▶ Task to carry out
For each record that follows, give it back exactly, with no pictures included.

▶ Supplied material

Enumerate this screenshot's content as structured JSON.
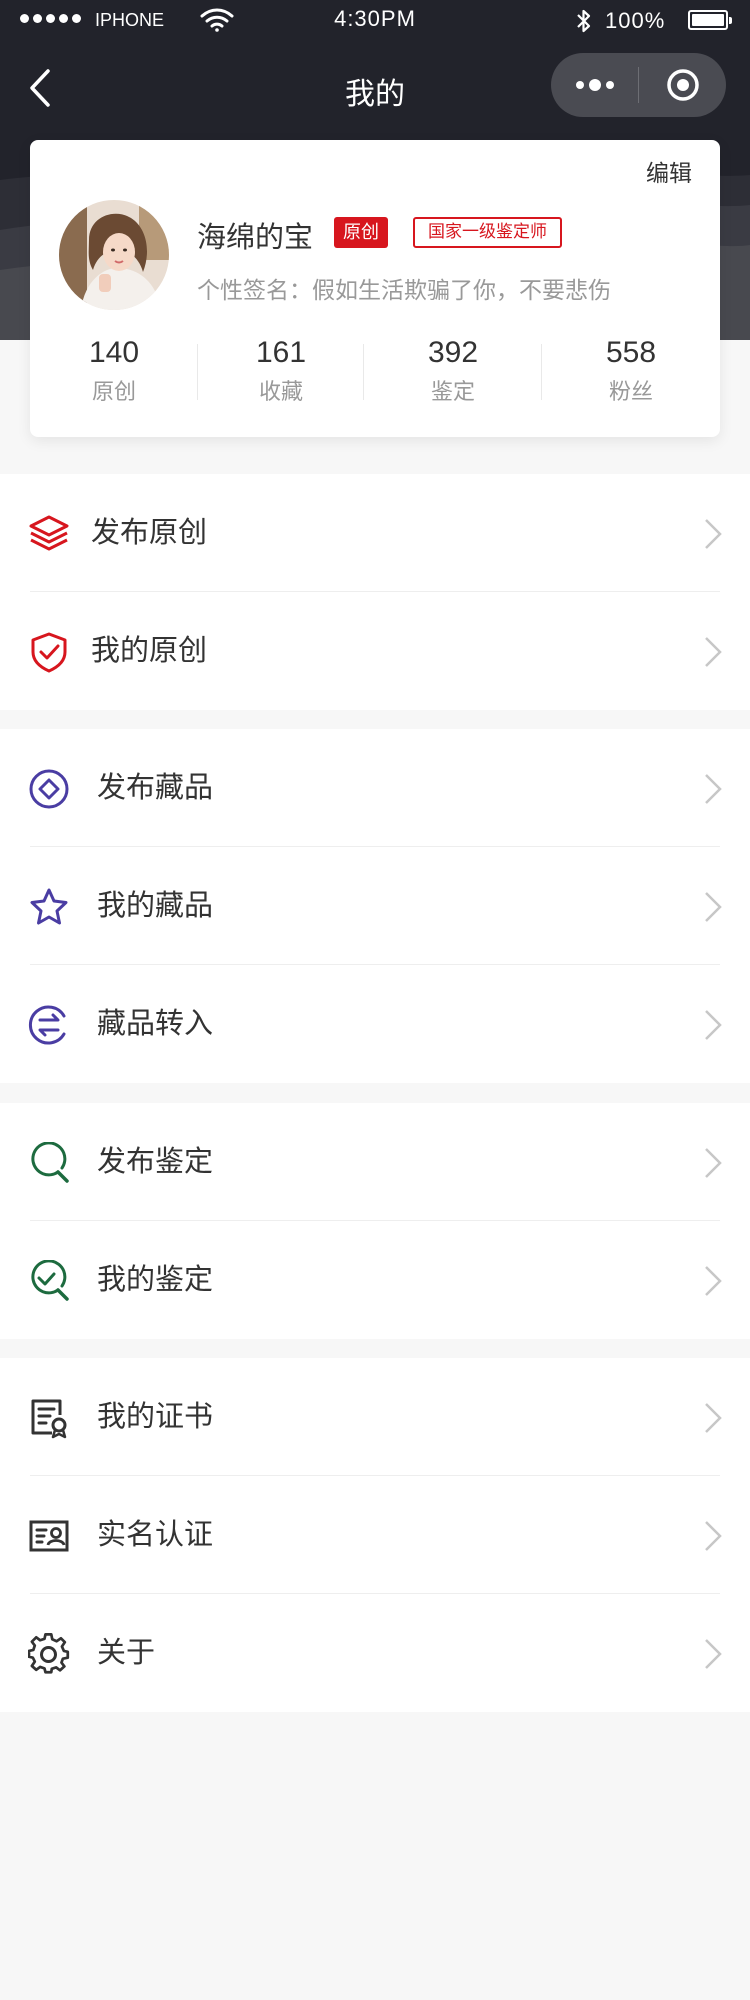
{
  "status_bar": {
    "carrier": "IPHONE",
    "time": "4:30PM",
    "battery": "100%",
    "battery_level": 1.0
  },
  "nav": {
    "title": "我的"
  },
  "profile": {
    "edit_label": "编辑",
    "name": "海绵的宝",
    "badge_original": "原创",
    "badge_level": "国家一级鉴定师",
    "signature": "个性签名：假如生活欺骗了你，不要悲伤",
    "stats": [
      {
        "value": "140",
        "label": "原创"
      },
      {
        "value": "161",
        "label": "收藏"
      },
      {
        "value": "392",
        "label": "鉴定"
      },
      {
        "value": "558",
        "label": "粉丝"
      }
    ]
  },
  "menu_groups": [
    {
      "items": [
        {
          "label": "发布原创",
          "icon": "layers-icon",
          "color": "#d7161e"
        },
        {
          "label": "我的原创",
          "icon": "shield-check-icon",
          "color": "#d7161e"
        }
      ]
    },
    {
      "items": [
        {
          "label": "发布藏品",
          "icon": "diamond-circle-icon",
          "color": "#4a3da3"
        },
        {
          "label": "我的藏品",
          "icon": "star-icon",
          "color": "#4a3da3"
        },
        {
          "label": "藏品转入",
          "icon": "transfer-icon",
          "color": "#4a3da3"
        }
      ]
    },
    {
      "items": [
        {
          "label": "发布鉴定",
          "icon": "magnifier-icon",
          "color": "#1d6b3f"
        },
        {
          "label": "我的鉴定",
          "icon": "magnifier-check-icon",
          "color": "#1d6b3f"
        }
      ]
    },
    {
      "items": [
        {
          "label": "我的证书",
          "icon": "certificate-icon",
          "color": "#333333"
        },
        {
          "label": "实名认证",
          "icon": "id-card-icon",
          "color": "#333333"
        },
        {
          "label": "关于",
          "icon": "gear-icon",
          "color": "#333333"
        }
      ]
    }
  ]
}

▶ Problem solution
Enumerate this screenshot's content as structured JSON.
{
  "status_bar": {
    "carrier": "IPHONE",
    "time": "4:30PM",
    "battery": "100%",
    "battery_level": 1.0
  },
  "nav": {
    "title": "我的"
  },
  "profile": {
    "edit_label": "编辑",
    "name": "海绵的宝",
    "badge_original": "原创",
    "badge_level": "国家一级鉴定师",
    "signature": "个性签名：假如生活欺骗了你，不要悲伤",
    "stats": [
      {
        "value": "140",
        "label": "原创"
      },
      {
        "value": "161",
        "label": "收藏"
      },
      {
        "value": "392",
        "label": "鉴定"
      },
      {
        "value": "558",
        "label": "粉丝"
      }
    ]
  },
  "menu_groups": [
    {
      "items": [
        {
          "label": "发布原创",
          "icon": "layers-icon",
          "color": "#d7161e"
        },
        {
          "label": "我的原创",
          "icon": "shield-check-icon",
          "color": "#d7161e"
        }
      ]
    },
    {
      "items": [
        {
          "label": "发布藏品",
          "icon": "diamond-circle-icon",
          "color": "#4a3da3"
        },
        {
          "label": "我的藏品",
          "icon": "star-icon",
          "color": "#4a3da3"
        },
        {
          "label": "藏品转入",
          "icon": "transfer-icon",
          "color": "#4a3da3"
        }
      ]
    },
    {
      "items": [
        {
          "label": "发布鉴定",
          "icon": "magnifier-icon",
          "color": "#1d6b3f"
        },
        {
          "label": "我的鉴定",
          "icon": "magnifier-check-icon",
          "color": "#1d6b3f"
        }
      ]
    },
    {
      "items": [
        {
          "label": "我的证书",
          "icon": "certificate-icon",
          "color": "#333333"
        },
        {
          "label": "实名认证",
          "icon": "id-card-icon",
          "color": "#333333"
        },
        {
          "label": "关于",
          "icon": "gear-icon",
          "color": "#333333"
        }
      ]
    }
  ]
}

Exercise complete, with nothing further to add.